Rhode Island Interfaith Power and Light joins many other local, national, and international faith organizations in condemning the incarceration of children and families on our southern border. The new policy of indefinite detention of families, as well as the practice of separation of children from their parents, is both deeply immoral and a terrifying harbinger of our social response to a future of climate disruption.
All of our faith traditions recognize the inherent worth and dignity of all human beings, as we are all children of the same creator. In our current atmosphere of dehumanizing rhetoric, we feel this must be said unequivocally: Immigrants are human beings. Refugees are human beings. People of color are human beings. We vehemently reject president Trump’s characterization of immigrants as animals or vermin. Human rights are bestowed upon all people by God, not based on the legalism of citizenship status or the whims of bigotry.
As an organization with a focus on the climate crisis and ecological destruction, we are particularly troubled by these inhumane practices of incarceration of migrants. We recognize that unprecedented water crises are already triggering mass migrations around the world, including in Syria and Africa. We further recognize that the significant climate disruption to which we have already committed through our failure to address the climate crisis guarantees a future of unprecedented displacement of populations due to drought, sea level rise, crop failure, catastrophic storms, wildfires, and other impacts. Mass migration will be a defining feature of the coming century, and we are right now practicing how we will respond to the millions more who will come knocking in an hour of desperate need.

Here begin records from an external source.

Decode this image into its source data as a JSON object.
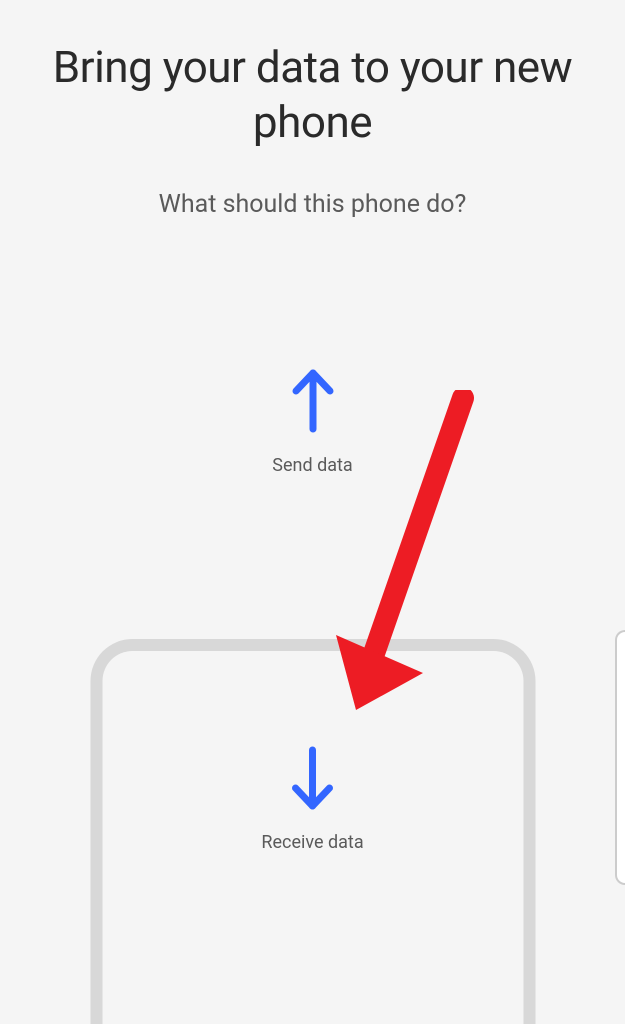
{
  "title": "Bring your data to your new phone",
  "subtitle": "What should this phone do?",
  "options": {
    "send": {
      "label": "Send data"
    },
    "receive": {
      "label": "Receive data"
    }
  },
  "colors": {
    "arrow_blue": "#3366ff",
    "annotation_red": "#ed1c24"
  }
}
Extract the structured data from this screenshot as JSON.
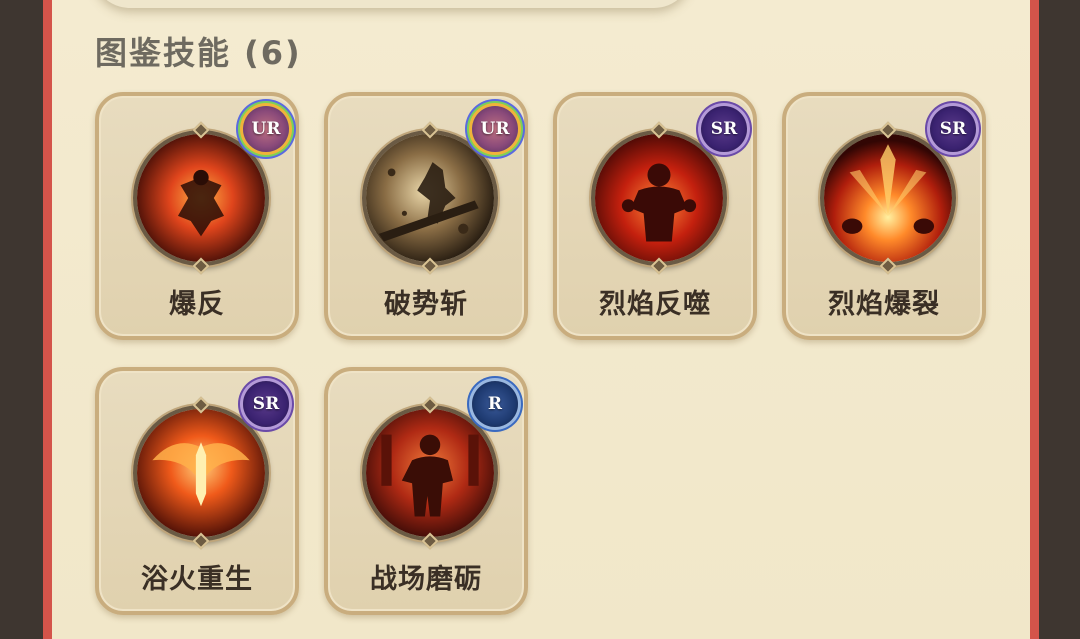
{
  "section": {
    "title": "图鉴技能 (6)"
  },
  "skills": [
    {
      "name": "爆反",
      "rarity": "UR",
      "icon": "exploding-warrior-icon"
    },
    {
      "name": "破势斩",
      "rarity": "UR",
      "icon": "slashing-warrior-icon"
    },
    {
      "name": "烈焰反噬",
      "rarity": "SR",
      "icon": "flame-backlash-icon"
    },
    {
      "name": "烈焰爆裂",
      "rarity": "SR",
      "icon": "flame-burst-icon"
    },
    {
      "name": "浴火重生",
      "rarity": "SR",
      "icon": "phoenix-rebirth-icon"
    },
    {
      "name": "战场磨砺",
      "rarity": "R",
      "icon": "battlefield-warrior-icon"
    }
  ],
  "colors": {
    "panel_bg": "#f2e8cc",
    "frame_red": "#d4544a",
    "card_border": "#c9ad7e",
    "text_dark": "#3a2f25",
    "title_gray": "#6e6a60"
  }
}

The example currently being set at our borders does not bode well for our potential to respond to the hardships of global mass migration in a way that affirms our shared values of decency and human rights. If the current dehumanizing treatment of those seeking refuge at our border is not ended and firmly repudiated, we risk establishing a precedent that leads to an unimaginably ugly future. It is vital that we as a society use every opportunity of migrants on our border to normalize compassion, generosity, and universal human rights.
The climate chaos which we have already caused will guarantee hardship in our future, but hardship does not have to guarantee inhumanity. We can respond to hardship by turning toward one another with love and cooperation, not against one another with fear and cruelty. We can respond to the stranger and the needy with generosity and compassion, as our faith traditions demand of us.
Here in the Ocean State, many of our own families will inevitably be forced to migrate due to rising seas. We must now treat others as we hope to be treated in our own hour of need. We must treat these children as we hope our own children will be treated as they face the consequences of climate change which we have imposed upon them.
May we all find the love and courage necessary to manifest our spiritual values, now and evermore.